I ran a post last week that somehow got lost in cyberspace, so this is my effort to recreate it.
Cotton: The gist of my post last week was that most early planted cotton has accumulated more than 350 DD60s past NAWF5, and thus, insect management was generally unnecessary. Ideally, you recorded the date that a field reached or dropped below NAWF5 (=cutout) and kept up with the accumulated heat units after this point.
Pro-tip: It generally takes 16-19 days to accumulate 350 DD60s once cutout is reached under normal temperature conditions, and fields that are averaging less than 2 nodes above a first-position white flower have usually accumulated 350 DD60s.
For later maturing cotton, keep in mind that the last effective bloom date in West Tennessee ranges from August 10-15. This is based on long-term weather data and represents the date that a flower has a 50% chance of maturing into a boll before a killing frost. If a field has not reached cutout by August 15th, I suggest using this as the date of cutout.
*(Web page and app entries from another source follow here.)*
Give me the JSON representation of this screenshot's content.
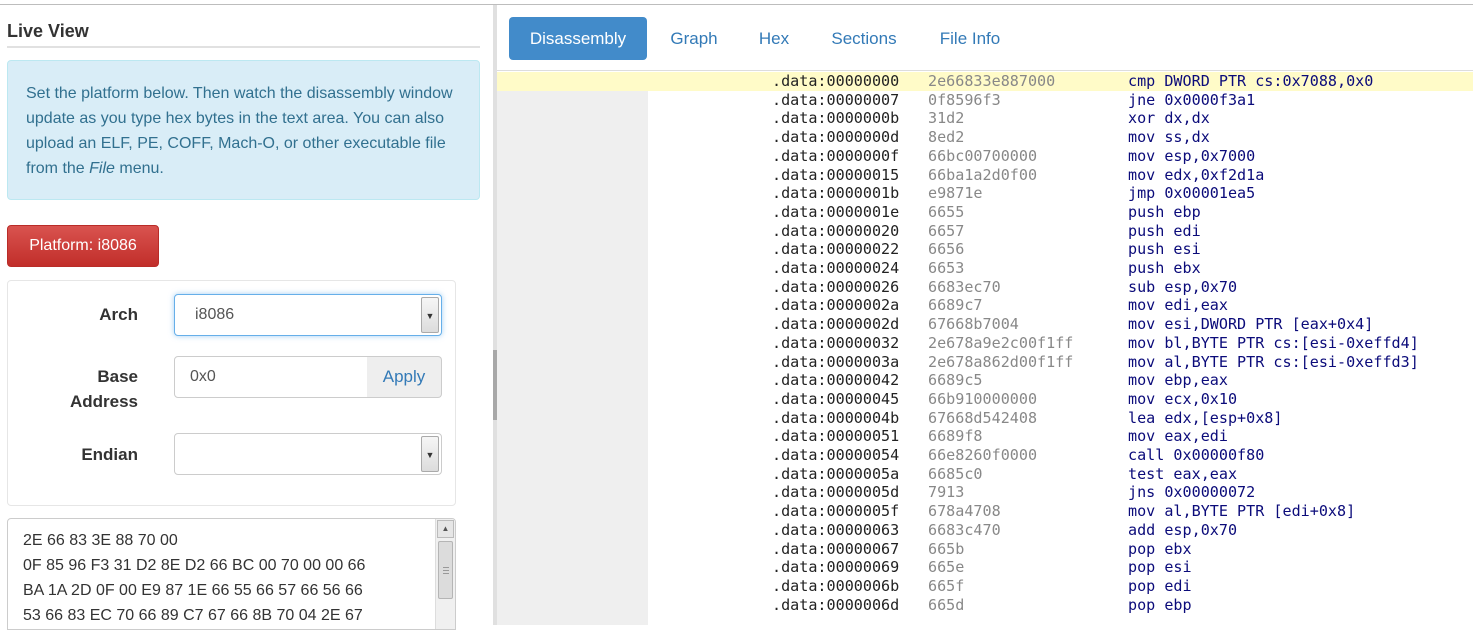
{
  "left_panel": {
    "title": "Live View",
    "info": {
      "text_before": "Set the platform below. Then watch the disassembly window update as you type hex bytes in the text area. You can also upload an ELF, PE, COFF, Mach-O, or other executable file from the ",
      "file_word": "File",
      "text_after": " menu."
    },
    "platform_button": "Platform: i8086",
    "form": {
      "arch_label": "Arch",
      "arch_value": "i8086",
      "base_label_1": "Base",
      "base_label_2": "Address",
      "base_value": "0x0",
      "apply_label": "Apply",
      "endian_label": "Endian",
      "endian_value": ""
    },
    "hex_lines": [
      "2E 66 83 3E 88 70 00",
      "0F 85 96 F3 31 D2 8E D2 66 BC 00 70 00 00 66",
      "BA 1A 2D 0F 00 E9 87 1E 66 55 66 57 66 56 66",
      "53 66 83 EC 70 66 89 C7 67 66 8B 70 04 2E 67"
    ]
  },
  "tabs": [
    "Disassembly",
    "Graph",
    "Hex",
    "Sections",
    "File Info"
  ],
  "active_tab": "Disassembly",
  "disassembly": [
    {
      "addr": ".data:00000000",
      "bytes": "2e66833e887000",
      "ins": "cmp DWORD PTR cs:0x7088,0x0"
    },
    {
      "addr": ".data:00000007",
      "bytes": "0f8596f3",
      "ins": "jne 0x0000f3a1"
    },
    {
      "addr": ".data:0000000b",
      "bytes": "31d2",
      "ins": "xor dx,dx"
    },
    {
      "addr": ".data:0000000d",
      "bytes": "8ed2",
      "ins": "mov ss,dx"
    },
    {
      "addr": ".data:0000000f",
      "bytes": "66bc00700000",
      "ins": "mov esp,0x7000"
    },
    {
      "addr": ".data:00000015",
      "bytes": "66ba1a2d0f00",
      "ins": "mov edx,0xf2d1a"
    },
    {
      "addr": ".data:0000001b",
      "bytes": "e9871e",
      "ins": "jmp 0x00001ea5"
    },
    {
      "addr": ".data:0000001e",
      "bytes": "6655",
      "ins": "push ebp"
    },
    {
      "addr": ".data:00000020",
      "bytes": "6657",
      "ins": "push edi"
    },
    {
      "addr": ".data:00000022",
      "bytes": "6656",
      "ins": "push esi"
    },
    {
      "addr": ".data:00000024",
      "bytes": "6653",
      "ins": "push ebx"
    },
    {
      "addr": ".data:00000026",
      "bytes": "6683ec70",
      "ins": "sub esp,0x70"
    },
    {
      "addr": ".data:0000002a",
      "bytes": "6689c7",
      "ins": "mov edi,eax"
    },
    {
      "addr": ".data:0000002d",
      "bytes": "67668b7004",
      "ins": "mov esi,DWORD PTR [eax+0x4]"
    },
    {
      "addr": ".data:00000032",
      "bytes": "2e678a9e2c00f1ff",
      "ins": "mov bl,BYTE PTR cs:[esi-0xeffd4]"
    },
    {
      "addr": ".data:0000003a",
      "bytes": "2e678a862d00f1ff",
      "ins": "mov al,BYTE PTR cs:[esi-0xeffd3]"
    },
    {
      "addr": ".data:00000042",
      "bytes": "6689c5",
      "ins": "mov ebp,eax"
    },
    {
      "addr": ".data:00000045",
      "bytes": "66b910000000",
      "ins": "mov ecx,0x10"
    },
    {
      "addr": ".data:0000004b",
      "bytes": "67668d542408",
      "ins": "lea edx,[esp+0x8]"
    },
    {
      "addr": ".data:00000051",
      "bytes": "6689f8",
      "ins": "mov eax,edi"
    },
    {
      "addr": ".data:00000054",
      "bytes": "66e8260f0000",
      "ins": "call 0x00000f80"
    },
    {
      "addr": ".data:0000005a",
      "bytes": "6685c0",
      "ins": "test eax,eax"
    },
    {
      "addr": ".data:0000005d",
      "bytes": "7913",
      "ins": "jns 0x00000072"
    },
    {
      "addr": ".data:0000005f",
      "bytes": "678a4708",
      "ins": "mov al,BYTE PTR [edi+0x8]"
    },
    {
      "addr": ".data:00000063",
      "bytes": "6683c470",
      "ins": "add esp,0x70"
    },
    {
      "addr": ".data:00000067",
      "bytes": "665b",
      "ins": "pop ebx"
    },
    {
      "addr": ".data:00000069",
      "bytes": "665e",
      "ins": "pop esi"
    },
    {
      "addr": ".data:0000006b",
      "bytes": "665f",
      "ins": "pop edi"
    },
    {
      "addr": ".data:0000006d",
      "bytes": "665d",
      "ins": "pop ebp"
    }
  ],
  "highlight_row": 0
}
Thus, you should protect bolls for another 350 DD60s until they are mostly safe from insect attack. This will take you into the first few days of September. Insecticide application after this point are really rolling the dice.
Soybean: There continue to be a few reports of corn earworm infestations in very late planted soybean, primarily from the Mississippi River bottoms. There are also reports of green cloverworm and stink bugs exceeding the economic thresholds. My take home message is that insect problems are typically worse in late maturing fields, so don’t let corn harvest distract you from managing pests. Stink bugs populations often concentrate in late maturing fields as cotton and early soybean fields begin to mature. These same fields are far more likely to be infested with economically damaging infestations of soybean looper.
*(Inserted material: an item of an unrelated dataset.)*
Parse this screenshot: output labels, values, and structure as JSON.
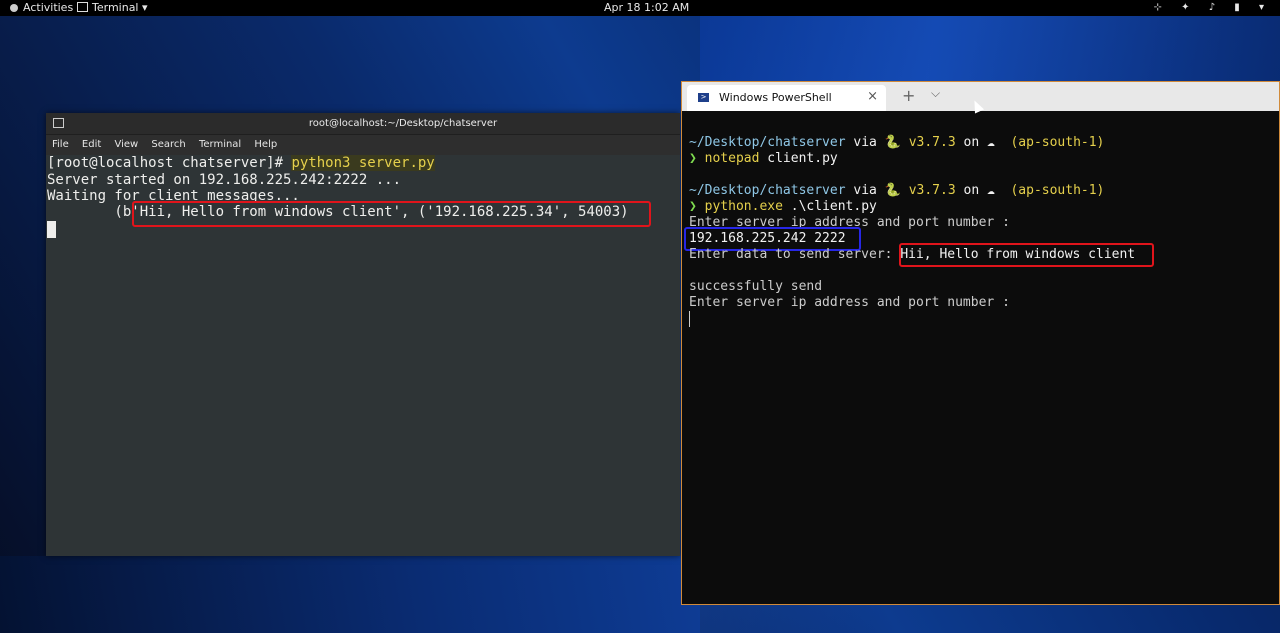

Reminder: The suggested threshold for stink bugs is to treat until R6 when infestation exceed an average of 9 bugs per 25 sweeps. Double this threshold for the next 7-10 days after hitting the R6 mark. Refer to the soybean insect guide for more information about managing pests.